4. Labor model
The labor model required to operate your business should be considered under each scenario. This includes the number of employees, the skills needed, and the anticipated wage levels and impact on the company’s cost structure. Is your staff prepared to operate in a virtual mode? Do you need to push some work to temporary or contract help?
5. Vendors and suppliers
Think through the impact of each scenario on your important vendors and suppliers. As we learned recently, assuming something as simple as toilet paper will be available can be a problem. Evaluate all services and products needed to operate your business. Are they subject to regulatory closure? Will they stay solvent and open? Are they adequately staffed? Is there a risk they will exit the market or increase their pricing? Do you have alternatives? This could be anyone from your IT vendor to your housekeeping service to a marketing service.
The vacation rental industry is already going through significant disruption, and that will not stop any time soon. Well-executed scenario planning will help you quickly understand the implications for your business as events unfold. Avoid the temptation to lock in one scenario; remain ready to adapt and update today’s scenarios (and the plans they spawn) as time passes and a different set of facts and uncertainties apply.
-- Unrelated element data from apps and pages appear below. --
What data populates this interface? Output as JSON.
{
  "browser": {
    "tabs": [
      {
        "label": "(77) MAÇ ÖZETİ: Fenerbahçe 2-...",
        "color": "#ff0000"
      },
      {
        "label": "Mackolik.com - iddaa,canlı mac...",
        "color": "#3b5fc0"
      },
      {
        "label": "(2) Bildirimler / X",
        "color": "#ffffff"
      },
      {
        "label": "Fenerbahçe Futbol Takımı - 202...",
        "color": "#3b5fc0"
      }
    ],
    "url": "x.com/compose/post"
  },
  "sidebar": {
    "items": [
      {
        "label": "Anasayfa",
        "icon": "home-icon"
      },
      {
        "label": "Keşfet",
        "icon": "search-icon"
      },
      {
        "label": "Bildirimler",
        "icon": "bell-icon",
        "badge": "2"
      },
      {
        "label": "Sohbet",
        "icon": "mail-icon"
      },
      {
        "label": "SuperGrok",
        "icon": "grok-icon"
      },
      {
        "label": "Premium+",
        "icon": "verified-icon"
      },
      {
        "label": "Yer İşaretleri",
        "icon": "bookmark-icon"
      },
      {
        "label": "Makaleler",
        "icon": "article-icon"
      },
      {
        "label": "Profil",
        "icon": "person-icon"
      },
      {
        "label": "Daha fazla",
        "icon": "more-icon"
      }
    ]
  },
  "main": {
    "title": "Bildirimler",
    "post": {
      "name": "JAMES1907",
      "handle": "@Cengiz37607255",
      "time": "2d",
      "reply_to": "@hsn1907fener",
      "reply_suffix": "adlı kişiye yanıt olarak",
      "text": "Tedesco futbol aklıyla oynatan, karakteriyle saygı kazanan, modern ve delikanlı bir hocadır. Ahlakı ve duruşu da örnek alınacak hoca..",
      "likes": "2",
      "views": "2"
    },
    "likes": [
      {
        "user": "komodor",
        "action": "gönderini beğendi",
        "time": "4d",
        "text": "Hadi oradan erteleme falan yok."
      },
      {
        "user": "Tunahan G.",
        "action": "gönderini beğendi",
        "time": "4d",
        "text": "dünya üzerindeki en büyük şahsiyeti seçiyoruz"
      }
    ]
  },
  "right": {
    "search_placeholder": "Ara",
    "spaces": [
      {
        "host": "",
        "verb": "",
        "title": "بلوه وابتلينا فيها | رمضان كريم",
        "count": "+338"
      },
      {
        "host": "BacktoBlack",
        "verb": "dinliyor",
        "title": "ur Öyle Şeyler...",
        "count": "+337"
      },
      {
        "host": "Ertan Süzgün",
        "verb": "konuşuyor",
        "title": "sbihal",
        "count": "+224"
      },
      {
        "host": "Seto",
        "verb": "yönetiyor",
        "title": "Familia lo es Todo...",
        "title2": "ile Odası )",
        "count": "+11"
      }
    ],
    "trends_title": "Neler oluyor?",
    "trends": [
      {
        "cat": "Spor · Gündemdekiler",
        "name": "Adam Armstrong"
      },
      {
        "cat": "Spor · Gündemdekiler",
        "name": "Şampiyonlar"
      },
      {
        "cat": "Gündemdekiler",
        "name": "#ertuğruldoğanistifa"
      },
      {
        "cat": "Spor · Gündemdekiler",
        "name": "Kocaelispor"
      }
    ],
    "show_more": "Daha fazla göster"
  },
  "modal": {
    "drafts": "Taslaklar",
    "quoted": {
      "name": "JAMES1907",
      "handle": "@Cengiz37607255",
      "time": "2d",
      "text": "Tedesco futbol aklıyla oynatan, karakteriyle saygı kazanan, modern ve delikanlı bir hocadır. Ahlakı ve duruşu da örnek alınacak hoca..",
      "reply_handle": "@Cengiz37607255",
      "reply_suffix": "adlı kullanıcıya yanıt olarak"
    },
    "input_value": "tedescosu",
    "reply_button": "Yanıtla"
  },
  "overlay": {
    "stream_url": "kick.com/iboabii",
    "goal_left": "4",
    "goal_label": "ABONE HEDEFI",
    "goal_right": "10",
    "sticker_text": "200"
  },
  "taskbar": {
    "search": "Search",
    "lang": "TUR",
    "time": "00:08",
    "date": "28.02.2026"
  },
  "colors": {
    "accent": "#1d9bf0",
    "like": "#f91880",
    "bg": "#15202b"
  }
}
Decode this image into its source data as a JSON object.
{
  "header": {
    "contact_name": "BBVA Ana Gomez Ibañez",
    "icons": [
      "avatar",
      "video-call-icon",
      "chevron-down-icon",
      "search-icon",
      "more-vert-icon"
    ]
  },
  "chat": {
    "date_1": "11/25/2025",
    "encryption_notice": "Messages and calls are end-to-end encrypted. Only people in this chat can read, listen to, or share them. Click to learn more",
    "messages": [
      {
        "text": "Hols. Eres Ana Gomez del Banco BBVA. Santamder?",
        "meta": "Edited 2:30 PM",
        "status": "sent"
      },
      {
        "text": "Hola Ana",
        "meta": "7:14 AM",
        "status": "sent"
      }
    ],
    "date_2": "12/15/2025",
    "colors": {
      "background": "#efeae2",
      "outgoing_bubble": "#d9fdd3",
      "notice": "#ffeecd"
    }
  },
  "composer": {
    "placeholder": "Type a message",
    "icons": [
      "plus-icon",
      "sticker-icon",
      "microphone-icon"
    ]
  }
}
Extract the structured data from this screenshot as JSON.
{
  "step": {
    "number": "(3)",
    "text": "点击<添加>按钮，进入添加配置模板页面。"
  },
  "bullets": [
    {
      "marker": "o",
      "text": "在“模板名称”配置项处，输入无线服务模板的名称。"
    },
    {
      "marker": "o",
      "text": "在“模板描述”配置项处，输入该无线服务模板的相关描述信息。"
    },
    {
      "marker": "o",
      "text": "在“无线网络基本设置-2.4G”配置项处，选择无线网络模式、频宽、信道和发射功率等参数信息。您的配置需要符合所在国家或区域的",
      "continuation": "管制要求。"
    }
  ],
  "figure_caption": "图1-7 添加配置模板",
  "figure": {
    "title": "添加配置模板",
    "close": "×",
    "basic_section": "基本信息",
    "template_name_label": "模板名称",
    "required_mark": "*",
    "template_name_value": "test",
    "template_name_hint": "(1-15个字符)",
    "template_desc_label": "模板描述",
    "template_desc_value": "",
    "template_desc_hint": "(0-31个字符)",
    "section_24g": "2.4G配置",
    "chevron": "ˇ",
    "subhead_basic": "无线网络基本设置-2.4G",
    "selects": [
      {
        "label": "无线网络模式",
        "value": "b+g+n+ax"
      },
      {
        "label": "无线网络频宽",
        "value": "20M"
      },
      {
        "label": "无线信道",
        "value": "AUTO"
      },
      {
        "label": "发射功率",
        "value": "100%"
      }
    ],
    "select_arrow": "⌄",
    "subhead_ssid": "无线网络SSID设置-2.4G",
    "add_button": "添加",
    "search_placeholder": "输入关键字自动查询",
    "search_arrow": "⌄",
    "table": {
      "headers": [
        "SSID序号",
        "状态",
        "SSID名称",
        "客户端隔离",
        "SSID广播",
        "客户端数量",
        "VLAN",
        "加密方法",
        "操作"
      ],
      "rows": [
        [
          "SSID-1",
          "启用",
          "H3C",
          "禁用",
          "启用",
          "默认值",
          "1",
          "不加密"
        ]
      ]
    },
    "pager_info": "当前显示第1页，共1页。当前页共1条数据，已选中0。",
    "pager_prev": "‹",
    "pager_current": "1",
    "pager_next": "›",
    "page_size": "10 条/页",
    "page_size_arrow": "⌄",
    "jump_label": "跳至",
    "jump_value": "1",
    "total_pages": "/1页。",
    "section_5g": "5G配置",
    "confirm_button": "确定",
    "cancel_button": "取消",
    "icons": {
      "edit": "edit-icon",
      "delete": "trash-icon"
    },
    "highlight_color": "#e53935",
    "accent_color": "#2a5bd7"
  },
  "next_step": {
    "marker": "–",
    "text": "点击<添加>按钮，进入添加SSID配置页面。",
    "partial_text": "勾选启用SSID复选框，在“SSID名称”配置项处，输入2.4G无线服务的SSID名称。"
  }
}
Update your break-even calculations as your costs and pricing change, and understand how to maintain and drive profitability in a changing market.
You may face decisions to close or sell underperforming segments of your business or to consider opportunities for joint ventures, collaborations, acquisitions, or new business start-ups as the environment changes.
No matter what, the sun is going to rise every morning and set every night; life and business will find a way, even if that road is not now completely clear.